(Excerpts from an interface dataset)
-- Opening Marker --
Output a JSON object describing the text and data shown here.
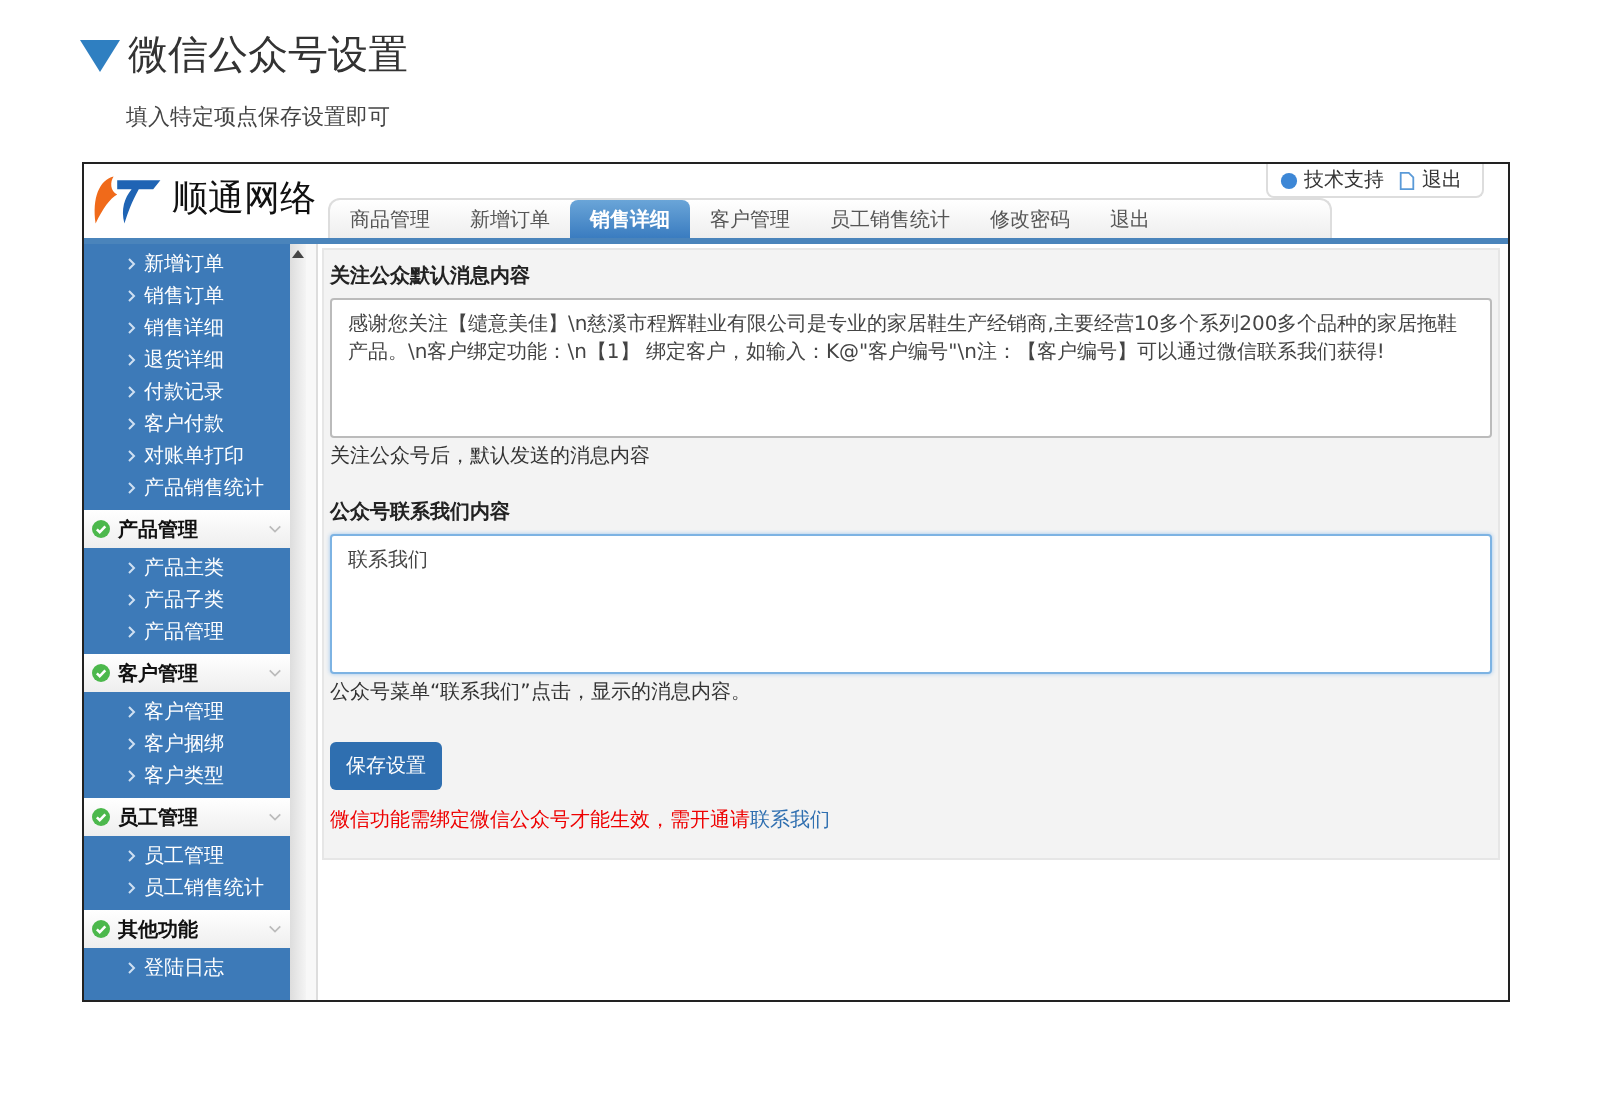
{
  "heading": {
    "title": "微信公众号设置",
    "subtitle": "填入特定项点保存设置即可"
  },
  "app": {
    "brand": "顺通网络",
    "top_links": [
      "技术支持",
      "退出"
    ],
    "tabs": [
      {
        "label": "商品管理",
        "selected": false
      },
      {
        "label": "新增订单",
        "selected": false
      },
      {
        "label": "销售详细",
        "selected": true
      },
      {
        "label": "客户管理",
        "selected": false
      },
      {
        "label": "员工销售统计",
        "selected": false
      },
      {
        "label": "修改密码",
        "selected": false
      },
      {
        "label": "退出",
        "selected": false
      }
    ],
    "sidebar": [
      {
        "items": [
          "新增订单",
          "销售订单",
          "销售详细",
          "退货详细",
          "付款记录",
          "客户付款",
          "对账单打印",
          "产品销售统计"
        ]
      },
      {
        "title": "产品管理",
        "items": [
          "产品主类",
          "产品子类",
          "产品管理"
        ]
      },
      {
        "title": "客户管理",
        "items": [
          "客户管理",
          "客户捆绑",
          "客户类型"
        ]
      },
      {
        "title": "员工管理",
        "items": [
          "员工管理",
          "员工销售统计"
        ]
      },
      {
        "title": "其他功能",
        "items": [
          "登陆日志"
        ]
      }
    ],
    "fields": [
      {
        "label": "关注公众默认消息内容",
        "value": "感谢您关注【缱意美佳】\\n慈溪市程辉鞋业有限公司是专业的家居鞋生产经销商,主要经营10多个系列200多个品种的家居拖鞋产品。\\n客户绑定功能：\\n【1】 绑定客户，如输入：K@\"客户编号\"\\n注：【客户编号】可以通过微信联系我们获得!",
        "hint": "关注公众号后，默认发送的消息内容",
        "focused": false
      },
      {
        "label": "公众号联系我们内容",
        "value": "联系我们",
        "hint": "公众号菜单“联系我们”点击，显示的消息内容。",
        "focused": true
      }
    ],
    "save_button": "保存设置",
    "notice": {
      "text": "微信功能需绑定微信公众号才能生效，需开通请",
      "link": "联系我们"
    }
  }
}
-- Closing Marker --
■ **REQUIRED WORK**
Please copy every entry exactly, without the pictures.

■ **OUTPUT BELOW**
Output a JSON object describing the text and data shown here.
{
  "heading": {
    "title": "微信公众号设置",
    "subtitle": "填入特定项点保存设置即可"
  },
  "app": {
    "brand": "顺通网络",
    "top_links": [
      "技术支持",
      "退出"
    ],
    "tabs": [
      {
        "label": "商品管理",
        "selected": false
      },
      {
        "label": "新增订单",
        "selected": false
      },
      {
        "label": "销售详细",
        "selected": true
      },
      {
        "label": "客户管理",
        "selected": false
      },
      {
        "label": "员工销售统计",
        "selected": false
      },
      {
        "label": "修改密码",
        "selected": false
      },
      {
        "label": "退出",
        "selected": false
      }
    ],
    "sidebar": [
      {
        "items": [
          "新增订单",
          "销售订单",
          "销售详细",
          "退货详细",
          "付款记录",
          "客户付款",
          "对账单打印",
          "产品销售统计"
        ]
      },
      {
        "title": "产品管理",
        "items": [
          "产品主类",
          "产品子类",
          "产品管理"
        ]
      },
      {
        "title": "客户管理",
        "items": [
          "客户管理",
          "客户捆绑",
          "客户类型"
        ]
      },
      {
        "title": "员工管理",
        "items": [
          "员工管理",
          "员工销售统计"
        ]
      },
      {
        "title": "其他功能",
        "items": [
          "登陆日志"
        ]
      }
    ],
    "fields": [
      {
        "label": "关注公众默认消息内容",
        "value": "感谢您关注【缱意美佳】\\n慈溪市程辉鞋业有限公司是专业的家居鞋生产经销商,主要经营10多个系列200多个品种的家居拖鞋产品。\\n客户绑定功能：\\n【1】 绑定客户，如输入：K@\"客户编号\"\\n注：【客户编号】可以通过微信联系我们获得!",
        "hint": "关注公众号后，默认发送的消息内容",
        "focused": false
      },
      {
        "label": "公众号联系我们内容",
        "value": "联系我们",
        "hint": "公众号菜单“联系我们”点击，显示的消息内容。",
        "focused": true
      }
    ],
    "save_button": "保存设置",
    "notice": {
      "text": "微信功能需绑定微信公众号才能生效，需开通请",
      "link": "联系我们"
    }
  }
}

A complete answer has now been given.